I am told this past Thursday they talked about Dia de los Muertos/ Day of the Dead and asked the artists if they wanted to put up a display/altar for this weekend. They did. It is fabulous. It is in the Elvis chapel.

(Side note for any out there not familiar..Dia is celebrated Oct 31, Nov 1 and 2 and this is March 10,11 and 12.)

I said yes to volunteering an extra day, going in on Friday and Saturday. I was told I would be a “wrapper” (…of course I rapped…badly…at my crispy but adorable boss. Apparently, that is the standard response and his blank face at me made me enjoy my stupidity even more.)

I get over to the barn and start sweating profusely when I really realize what they are actually asking me to do. Oh, that hand painted one of a kind pottery people are paying lots of money for? Yeah Stace, wrap it up and bag it while they go pay and make sure you give them the right bags when they come back. Don’t drop, chip, bump…breathe…..!!!!!IMG_1424

The wrapping station is in the barn in an old movie prop Saloon area that is too small for me and the elderly volunteer couple I am assigned with. IMG_4264 (1) (actual space…yes we moved the props, no those are not the other volunteers)

The barn is filled with artists showing original works, some worth thousands.IMG_1399

I’m terrified.

My boss comes back about five minutes later…I am needed elsewhere.

Halleluiah thank you baby Jesus! I can’t get out of there fast enough.

“Where am I going?” I ask but honestly don’t care.

As I am being escorted over to the Elvis chapel I am given the edited, ridiculously shortened, a third of a readers digest version of why. The Dia display combined with the Elvis chapel is making some of our guests brains explode (not exactly my bosses wording but…)IMG_1439

I had no idea what this weeks lecture was about. Bad volunteer me I didn’t go. Spank me. All I knew was we had three days of artists coming and it gets busy.

I am also “half Italian and half some form of English Irish mutt mix” is what my dad used to say, who knows. But I’m not Mexican, so no, I can’t give you a museum level run down on Dia de los Muertos on less than a two minute notice with no prep.
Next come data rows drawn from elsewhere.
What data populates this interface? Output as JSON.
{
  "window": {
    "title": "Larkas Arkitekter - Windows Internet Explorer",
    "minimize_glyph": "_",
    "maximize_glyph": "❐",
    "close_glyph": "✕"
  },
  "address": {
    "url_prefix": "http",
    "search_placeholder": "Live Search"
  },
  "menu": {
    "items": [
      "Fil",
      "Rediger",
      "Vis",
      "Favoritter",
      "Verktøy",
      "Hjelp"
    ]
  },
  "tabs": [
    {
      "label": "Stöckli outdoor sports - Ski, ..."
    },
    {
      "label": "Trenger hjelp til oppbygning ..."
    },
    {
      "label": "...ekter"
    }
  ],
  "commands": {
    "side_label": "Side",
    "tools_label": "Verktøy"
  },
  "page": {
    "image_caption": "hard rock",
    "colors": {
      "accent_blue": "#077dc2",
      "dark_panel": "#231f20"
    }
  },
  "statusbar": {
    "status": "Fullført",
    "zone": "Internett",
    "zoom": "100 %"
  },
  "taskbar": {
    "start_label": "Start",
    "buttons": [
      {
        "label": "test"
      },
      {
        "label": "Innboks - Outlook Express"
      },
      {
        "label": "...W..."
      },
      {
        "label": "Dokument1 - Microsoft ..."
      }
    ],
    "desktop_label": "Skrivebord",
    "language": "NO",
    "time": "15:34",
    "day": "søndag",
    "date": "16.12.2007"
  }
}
Sugar skulls are cool. Dia isn’t in March. It’s a celebration. That’s the extent of my Dia knowledge.

But I sure as hell can tell you about Elvis in Charro! and my boss knew it. Plus, he knows my sense of humor and how shy I am….
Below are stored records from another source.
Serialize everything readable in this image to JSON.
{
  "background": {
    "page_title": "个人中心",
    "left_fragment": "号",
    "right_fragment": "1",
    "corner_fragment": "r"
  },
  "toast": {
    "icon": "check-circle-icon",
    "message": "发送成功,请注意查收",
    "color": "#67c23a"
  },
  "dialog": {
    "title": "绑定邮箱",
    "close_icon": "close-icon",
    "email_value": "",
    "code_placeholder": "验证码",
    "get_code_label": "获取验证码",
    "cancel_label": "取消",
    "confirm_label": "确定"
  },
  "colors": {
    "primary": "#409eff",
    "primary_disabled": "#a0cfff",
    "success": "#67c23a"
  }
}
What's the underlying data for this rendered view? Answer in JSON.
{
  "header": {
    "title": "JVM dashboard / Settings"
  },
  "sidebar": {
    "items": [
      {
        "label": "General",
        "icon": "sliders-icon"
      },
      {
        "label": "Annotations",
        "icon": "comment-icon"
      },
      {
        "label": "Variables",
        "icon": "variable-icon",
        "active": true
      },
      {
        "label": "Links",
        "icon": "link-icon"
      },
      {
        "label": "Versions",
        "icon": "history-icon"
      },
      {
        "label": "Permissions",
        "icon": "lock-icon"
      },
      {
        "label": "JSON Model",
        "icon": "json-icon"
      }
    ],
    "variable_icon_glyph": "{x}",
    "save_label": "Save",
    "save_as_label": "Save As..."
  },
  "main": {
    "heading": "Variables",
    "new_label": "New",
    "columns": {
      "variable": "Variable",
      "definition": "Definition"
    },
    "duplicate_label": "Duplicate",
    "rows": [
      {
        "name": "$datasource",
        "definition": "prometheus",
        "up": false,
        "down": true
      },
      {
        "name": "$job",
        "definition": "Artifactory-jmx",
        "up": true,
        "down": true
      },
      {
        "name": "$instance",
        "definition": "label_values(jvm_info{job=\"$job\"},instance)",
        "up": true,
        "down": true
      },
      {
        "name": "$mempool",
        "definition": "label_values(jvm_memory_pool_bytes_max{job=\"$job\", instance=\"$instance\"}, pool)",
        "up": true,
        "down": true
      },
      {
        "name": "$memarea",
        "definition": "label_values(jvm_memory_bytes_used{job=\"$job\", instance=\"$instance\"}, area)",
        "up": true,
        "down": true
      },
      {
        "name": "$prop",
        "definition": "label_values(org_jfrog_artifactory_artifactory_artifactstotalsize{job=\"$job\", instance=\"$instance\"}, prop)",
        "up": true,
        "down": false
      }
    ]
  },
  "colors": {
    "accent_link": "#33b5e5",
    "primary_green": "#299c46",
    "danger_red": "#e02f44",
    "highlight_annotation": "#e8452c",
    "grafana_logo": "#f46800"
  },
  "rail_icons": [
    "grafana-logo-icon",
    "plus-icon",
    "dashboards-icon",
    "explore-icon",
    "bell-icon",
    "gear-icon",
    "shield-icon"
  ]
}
Throw Stace into the Dia de Elvis Chapel for two days and see what happens.IMG_1441

Instantly its go time.

About two hours in there’s a lull in traffic and I’m alone. A banana falls from the top of the altar sending fruit and candles tumbling onto the floor. My completely inappropriate response to this is to quietly whisper/yell “fuuuuucccckk!!!!”as I am diving to the floor for the fruit and candles.
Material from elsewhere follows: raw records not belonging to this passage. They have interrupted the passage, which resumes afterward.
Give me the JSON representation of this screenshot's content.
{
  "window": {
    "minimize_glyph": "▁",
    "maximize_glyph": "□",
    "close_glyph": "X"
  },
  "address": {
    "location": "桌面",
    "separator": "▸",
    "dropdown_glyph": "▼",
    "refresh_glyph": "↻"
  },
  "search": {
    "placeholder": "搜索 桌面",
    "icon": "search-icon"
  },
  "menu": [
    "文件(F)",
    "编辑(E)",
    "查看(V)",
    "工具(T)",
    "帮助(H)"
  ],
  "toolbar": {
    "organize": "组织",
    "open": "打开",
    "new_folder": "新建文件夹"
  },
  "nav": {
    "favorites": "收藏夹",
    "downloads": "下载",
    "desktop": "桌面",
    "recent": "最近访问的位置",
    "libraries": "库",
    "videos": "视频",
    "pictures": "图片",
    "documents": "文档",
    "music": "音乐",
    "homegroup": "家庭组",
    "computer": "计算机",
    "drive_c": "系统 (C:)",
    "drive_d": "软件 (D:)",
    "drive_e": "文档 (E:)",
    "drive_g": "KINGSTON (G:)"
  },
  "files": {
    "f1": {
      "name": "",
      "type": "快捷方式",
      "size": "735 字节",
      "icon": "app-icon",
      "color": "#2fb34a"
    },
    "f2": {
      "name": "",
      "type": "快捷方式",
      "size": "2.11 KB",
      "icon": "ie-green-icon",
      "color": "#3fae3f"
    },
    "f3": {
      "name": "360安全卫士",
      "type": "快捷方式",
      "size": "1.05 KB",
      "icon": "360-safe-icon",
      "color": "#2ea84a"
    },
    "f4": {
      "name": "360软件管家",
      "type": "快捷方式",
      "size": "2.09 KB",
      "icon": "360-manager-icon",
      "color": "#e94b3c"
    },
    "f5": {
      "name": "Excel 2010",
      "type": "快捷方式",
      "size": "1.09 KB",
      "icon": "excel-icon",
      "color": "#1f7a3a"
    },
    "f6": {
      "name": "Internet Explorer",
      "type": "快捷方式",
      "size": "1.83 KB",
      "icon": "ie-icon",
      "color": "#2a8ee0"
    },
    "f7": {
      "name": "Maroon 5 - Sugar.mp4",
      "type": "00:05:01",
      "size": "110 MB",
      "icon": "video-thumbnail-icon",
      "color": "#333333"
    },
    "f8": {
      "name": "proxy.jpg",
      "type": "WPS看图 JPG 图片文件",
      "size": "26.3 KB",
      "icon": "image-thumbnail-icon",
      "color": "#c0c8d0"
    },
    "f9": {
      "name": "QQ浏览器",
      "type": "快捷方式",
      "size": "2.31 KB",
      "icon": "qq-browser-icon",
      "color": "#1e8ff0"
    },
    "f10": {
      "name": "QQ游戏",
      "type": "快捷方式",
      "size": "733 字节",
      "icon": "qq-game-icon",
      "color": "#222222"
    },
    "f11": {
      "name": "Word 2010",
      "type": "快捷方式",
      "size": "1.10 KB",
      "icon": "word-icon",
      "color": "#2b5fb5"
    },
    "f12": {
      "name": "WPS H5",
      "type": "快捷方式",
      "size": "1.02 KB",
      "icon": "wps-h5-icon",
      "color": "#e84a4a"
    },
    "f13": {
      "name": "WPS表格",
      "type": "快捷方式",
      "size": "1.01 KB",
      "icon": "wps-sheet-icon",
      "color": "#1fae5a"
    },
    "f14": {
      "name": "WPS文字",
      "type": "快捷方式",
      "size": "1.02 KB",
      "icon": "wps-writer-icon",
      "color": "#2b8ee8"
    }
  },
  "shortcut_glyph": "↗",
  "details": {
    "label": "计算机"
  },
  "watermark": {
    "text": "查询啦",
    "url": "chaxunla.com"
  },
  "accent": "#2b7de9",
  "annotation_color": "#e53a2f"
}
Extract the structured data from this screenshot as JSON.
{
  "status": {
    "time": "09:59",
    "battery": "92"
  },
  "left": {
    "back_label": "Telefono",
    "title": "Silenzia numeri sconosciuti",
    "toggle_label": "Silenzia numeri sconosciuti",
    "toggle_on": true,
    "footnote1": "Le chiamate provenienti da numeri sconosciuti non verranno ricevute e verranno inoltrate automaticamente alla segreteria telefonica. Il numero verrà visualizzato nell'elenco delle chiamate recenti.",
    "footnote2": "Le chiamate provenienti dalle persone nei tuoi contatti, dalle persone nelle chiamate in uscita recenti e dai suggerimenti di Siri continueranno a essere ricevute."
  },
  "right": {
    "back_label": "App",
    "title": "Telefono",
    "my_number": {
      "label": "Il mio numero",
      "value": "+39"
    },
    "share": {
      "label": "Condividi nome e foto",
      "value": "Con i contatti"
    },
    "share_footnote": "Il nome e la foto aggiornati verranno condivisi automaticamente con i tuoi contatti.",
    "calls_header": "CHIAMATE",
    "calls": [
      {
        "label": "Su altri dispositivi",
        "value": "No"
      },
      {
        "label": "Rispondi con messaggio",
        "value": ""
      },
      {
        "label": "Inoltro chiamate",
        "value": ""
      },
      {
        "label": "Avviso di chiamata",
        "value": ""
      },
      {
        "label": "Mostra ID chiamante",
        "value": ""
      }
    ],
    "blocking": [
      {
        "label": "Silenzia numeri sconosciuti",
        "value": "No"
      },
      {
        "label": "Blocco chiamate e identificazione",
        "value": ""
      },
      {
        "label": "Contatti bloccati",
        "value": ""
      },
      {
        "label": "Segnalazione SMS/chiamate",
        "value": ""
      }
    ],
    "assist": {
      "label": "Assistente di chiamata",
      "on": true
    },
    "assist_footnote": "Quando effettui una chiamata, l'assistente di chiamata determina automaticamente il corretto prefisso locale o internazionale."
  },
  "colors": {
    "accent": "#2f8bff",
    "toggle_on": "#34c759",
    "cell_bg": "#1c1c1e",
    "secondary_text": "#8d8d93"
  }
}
I have no clue how to put it back and now of course people are coming in. I hastily put the fruit and candle over to the side, positive both my dead grandma and mother just knocked me upside the head from the grave for messing up an altar and cussing at it.

The “Elvis Chapel” is only in the background of the Elvis movie and the top gets blown up. They did not film inside of it for Charro! but I am told Elvis did go inside during breaks.

Combining Elvis with the fact that this chapel didn’t burn down when practically everything else at Apacheland did, well, you will never convince a die-hard Elvis fan that THAT chapel isn’t special. Add hundreds if not thousands of weddings performed to date in the chapel. It’s a special building.IMG_6237

The outside of the chapel photographs beautifully with the Superstition behind it. The chapel is famous in it’s own right but most of our guests have the facts all wrong. Two days of “ no, Elvis didn’t get married here….”, “no…this is not Apacheland this is the museum….” “…you’re right, today isn’t Dia de los Muertos….”

My face hurts.